“All of our health partners continue to focus on the most urgent needs,” said Nola Aigner Davis, public information officer with the Polk County Health Department, in an email response coordinated with MercyOne Des Moines, UnityPoint Health-Des Moines, Broadlawns Medical Center and the Iowa Clinic. Davis said that more updated information will be provided after medical teams meet later this afternoon.
The health systems in Polk County have established a medical coordination center. Through this center, they established the 211 medical call line. This line is staffed by trained nurses who will answer medical COVID-19 questions Monday through Friday from 8 a.m. to 5 p.m. “This center is continuously coming up with new ideas to better serve our patients who visit our hospitals and clinics,” Davis said.
During a livestreamed update on Monday afternoon, Broadlawns’ chief medical officer, Dr. Yogesh Shah, said the local hospitals are in “very short supply” of materials such as coronavirus test kits and respirator masks. Additionally, there are a limited number of intensive care unit beds among the Des Moines hospitals that are equipped with negative airflow to properly handle COVID-19 patients, he said.
Shah emphasized that people who suspect they may have the COVID-19 virus should call 211 to determine whether they need to be tested, and to not go to the hospital or a clinic unless they are directed to by the provider through 211.
Davis said the benefit of the governor’s public health emergency declaration is that it removes regulatory burdens that could hinder accessing more resources.
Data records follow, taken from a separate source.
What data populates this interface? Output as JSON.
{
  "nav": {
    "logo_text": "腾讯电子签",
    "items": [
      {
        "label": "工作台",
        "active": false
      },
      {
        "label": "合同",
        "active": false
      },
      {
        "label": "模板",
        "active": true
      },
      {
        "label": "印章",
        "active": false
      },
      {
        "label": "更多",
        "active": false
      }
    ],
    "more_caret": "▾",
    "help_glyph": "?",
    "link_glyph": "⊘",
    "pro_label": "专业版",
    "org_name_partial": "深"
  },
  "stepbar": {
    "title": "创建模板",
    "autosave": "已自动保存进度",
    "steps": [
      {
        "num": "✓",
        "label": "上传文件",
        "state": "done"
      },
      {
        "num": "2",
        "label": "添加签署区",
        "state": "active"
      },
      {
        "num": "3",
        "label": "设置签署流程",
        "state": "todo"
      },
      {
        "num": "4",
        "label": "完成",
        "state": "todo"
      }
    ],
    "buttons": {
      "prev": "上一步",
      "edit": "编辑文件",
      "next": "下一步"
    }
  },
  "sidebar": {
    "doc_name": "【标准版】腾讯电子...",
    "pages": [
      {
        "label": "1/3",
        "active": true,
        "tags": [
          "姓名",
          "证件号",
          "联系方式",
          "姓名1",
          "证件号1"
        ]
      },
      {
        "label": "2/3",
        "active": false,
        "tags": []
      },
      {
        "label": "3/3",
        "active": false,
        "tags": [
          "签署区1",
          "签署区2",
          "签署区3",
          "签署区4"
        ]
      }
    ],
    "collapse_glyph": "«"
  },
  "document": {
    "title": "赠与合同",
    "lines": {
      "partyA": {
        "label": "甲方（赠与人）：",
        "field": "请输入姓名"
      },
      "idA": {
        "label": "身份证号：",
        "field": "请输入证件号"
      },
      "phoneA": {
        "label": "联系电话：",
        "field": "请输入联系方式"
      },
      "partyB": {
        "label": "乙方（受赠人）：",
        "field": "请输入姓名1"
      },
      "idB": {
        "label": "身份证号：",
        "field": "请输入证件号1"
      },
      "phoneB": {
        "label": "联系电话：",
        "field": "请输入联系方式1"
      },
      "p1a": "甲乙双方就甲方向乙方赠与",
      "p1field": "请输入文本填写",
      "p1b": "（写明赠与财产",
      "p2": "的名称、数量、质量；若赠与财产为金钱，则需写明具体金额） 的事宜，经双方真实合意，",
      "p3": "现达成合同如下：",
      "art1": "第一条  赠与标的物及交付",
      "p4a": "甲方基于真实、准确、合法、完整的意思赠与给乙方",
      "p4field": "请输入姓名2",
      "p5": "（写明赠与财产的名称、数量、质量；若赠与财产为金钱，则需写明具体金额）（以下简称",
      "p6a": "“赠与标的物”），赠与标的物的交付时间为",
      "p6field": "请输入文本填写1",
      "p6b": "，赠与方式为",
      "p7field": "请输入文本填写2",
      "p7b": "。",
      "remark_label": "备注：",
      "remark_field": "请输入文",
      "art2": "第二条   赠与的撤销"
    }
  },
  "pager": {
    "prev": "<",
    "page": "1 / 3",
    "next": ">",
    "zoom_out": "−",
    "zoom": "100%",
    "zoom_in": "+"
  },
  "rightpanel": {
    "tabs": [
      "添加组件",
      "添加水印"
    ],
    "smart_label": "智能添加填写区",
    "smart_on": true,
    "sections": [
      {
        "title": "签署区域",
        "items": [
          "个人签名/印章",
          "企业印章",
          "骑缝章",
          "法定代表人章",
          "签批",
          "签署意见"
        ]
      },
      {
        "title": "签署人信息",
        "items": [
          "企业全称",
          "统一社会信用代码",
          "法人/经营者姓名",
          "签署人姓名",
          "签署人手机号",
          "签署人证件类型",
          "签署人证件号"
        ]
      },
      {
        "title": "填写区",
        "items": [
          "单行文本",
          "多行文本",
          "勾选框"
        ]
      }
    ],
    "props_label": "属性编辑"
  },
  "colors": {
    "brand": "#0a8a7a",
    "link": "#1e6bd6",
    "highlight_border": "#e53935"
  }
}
Currently, admissions at Broadlawns, MercyOne and UnityPoint Health hospitals in Des Moines and West Des Moines have been at normal volume, with the addition of screening for COVID-19, according to the Polk County Health Department. There is capacity at all hospitals right now, Davis said.